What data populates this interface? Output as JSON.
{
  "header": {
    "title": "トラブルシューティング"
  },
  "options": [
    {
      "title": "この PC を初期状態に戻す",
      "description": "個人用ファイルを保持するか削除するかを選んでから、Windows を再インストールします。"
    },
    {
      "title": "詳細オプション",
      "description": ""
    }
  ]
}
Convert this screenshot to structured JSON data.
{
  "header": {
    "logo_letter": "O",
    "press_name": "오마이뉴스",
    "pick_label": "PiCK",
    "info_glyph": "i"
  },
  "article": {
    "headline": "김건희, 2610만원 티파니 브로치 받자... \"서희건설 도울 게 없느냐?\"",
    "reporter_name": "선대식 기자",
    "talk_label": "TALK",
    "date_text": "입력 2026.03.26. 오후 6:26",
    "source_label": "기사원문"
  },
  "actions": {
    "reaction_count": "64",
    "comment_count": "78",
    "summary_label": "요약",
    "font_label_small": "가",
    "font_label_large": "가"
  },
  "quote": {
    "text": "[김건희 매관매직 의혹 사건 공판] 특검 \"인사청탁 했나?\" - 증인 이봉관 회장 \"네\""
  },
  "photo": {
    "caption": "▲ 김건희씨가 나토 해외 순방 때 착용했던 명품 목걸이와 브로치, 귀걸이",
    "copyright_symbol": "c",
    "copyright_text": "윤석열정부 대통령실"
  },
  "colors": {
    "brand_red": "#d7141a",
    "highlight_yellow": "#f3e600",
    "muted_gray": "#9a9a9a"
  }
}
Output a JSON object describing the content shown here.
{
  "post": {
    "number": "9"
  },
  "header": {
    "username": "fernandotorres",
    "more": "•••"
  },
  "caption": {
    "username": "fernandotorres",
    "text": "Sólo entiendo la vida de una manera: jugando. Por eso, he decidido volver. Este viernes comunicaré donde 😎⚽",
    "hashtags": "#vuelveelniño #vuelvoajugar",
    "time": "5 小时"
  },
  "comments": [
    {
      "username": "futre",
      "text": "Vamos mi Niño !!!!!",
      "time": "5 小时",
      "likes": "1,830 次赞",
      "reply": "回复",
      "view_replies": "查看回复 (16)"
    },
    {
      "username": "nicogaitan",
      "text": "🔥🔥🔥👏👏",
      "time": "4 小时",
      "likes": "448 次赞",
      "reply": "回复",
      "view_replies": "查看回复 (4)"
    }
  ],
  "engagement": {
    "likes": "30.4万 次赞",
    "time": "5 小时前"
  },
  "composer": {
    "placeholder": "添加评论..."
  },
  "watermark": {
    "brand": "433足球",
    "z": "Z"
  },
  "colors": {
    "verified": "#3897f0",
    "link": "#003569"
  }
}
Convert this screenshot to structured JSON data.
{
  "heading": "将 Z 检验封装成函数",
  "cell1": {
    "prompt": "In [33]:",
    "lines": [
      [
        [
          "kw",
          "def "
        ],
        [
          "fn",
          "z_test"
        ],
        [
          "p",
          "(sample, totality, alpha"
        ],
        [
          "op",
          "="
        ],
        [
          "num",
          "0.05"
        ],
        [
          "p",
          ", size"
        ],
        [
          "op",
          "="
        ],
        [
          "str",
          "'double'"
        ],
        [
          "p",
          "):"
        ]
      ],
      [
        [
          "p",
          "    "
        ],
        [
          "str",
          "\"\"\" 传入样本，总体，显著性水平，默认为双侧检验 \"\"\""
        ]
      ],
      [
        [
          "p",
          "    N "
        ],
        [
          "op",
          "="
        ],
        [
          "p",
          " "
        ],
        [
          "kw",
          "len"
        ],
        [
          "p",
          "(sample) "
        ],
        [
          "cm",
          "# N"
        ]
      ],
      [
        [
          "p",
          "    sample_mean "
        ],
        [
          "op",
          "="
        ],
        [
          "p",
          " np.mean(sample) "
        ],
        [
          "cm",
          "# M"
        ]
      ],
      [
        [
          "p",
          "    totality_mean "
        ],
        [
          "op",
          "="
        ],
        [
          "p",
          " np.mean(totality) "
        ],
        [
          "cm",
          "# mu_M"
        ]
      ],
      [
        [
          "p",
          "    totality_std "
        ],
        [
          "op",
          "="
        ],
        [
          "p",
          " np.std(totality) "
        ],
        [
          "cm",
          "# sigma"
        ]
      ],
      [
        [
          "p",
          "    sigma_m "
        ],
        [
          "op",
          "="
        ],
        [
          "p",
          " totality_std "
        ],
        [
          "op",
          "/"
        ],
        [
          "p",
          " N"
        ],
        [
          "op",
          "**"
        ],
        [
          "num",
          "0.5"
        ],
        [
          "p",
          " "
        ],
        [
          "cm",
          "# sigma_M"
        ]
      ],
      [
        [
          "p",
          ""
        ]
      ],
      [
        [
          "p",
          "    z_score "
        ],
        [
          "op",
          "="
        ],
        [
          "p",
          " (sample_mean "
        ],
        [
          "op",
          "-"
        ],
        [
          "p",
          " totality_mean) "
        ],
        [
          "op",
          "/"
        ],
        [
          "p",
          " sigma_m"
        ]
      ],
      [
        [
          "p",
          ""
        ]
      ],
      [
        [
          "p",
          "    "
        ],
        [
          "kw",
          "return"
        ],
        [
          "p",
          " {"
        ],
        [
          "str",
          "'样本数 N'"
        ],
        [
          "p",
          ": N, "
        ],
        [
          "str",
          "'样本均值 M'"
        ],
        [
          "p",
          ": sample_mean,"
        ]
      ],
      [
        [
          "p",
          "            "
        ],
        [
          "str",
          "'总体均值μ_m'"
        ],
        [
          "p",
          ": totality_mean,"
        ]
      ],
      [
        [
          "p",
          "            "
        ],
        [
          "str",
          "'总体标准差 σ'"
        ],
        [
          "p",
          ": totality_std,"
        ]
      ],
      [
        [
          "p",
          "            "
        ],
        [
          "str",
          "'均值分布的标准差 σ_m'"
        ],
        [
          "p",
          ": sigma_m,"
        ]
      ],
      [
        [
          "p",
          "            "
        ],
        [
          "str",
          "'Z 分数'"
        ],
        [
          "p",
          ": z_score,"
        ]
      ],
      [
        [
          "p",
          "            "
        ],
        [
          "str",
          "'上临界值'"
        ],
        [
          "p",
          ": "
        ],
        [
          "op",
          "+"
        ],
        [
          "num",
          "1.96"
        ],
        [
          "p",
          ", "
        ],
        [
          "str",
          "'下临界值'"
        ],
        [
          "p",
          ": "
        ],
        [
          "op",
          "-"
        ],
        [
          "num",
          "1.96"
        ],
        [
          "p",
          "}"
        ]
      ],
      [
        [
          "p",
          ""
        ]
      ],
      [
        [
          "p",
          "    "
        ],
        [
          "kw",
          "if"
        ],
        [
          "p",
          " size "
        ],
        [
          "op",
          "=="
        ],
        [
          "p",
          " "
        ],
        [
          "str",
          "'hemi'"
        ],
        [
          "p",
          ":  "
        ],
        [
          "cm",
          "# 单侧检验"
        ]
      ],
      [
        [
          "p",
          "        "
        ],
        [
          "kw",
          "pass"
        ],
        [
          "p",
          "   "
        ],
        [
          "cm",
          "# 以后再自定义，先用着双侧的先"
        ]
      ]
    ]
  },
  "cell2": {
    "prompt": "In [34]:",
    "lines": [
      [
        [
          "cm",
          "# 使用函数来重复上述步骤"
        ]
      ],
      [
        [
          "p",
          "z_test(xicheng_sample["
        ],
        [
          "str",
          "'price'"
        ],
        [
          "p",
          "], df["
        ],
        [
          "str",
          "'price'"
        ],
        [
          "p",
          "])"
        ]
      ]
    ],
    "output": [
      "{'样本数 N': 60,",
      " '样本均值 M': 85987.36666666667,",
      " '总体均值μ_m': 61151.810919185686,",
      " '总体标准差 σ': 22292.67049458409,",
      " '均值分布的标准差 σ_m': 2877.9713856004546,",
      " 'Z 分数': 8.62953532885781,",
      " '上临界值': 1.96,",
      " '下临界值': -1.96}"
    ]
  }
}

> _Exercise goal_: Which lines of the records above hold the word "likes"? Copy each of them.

> _Solution to the exercise_:
      "likes": "1,830 次赞",
      "likes": "448 次赞",
    "likes": "30.4万 次赞",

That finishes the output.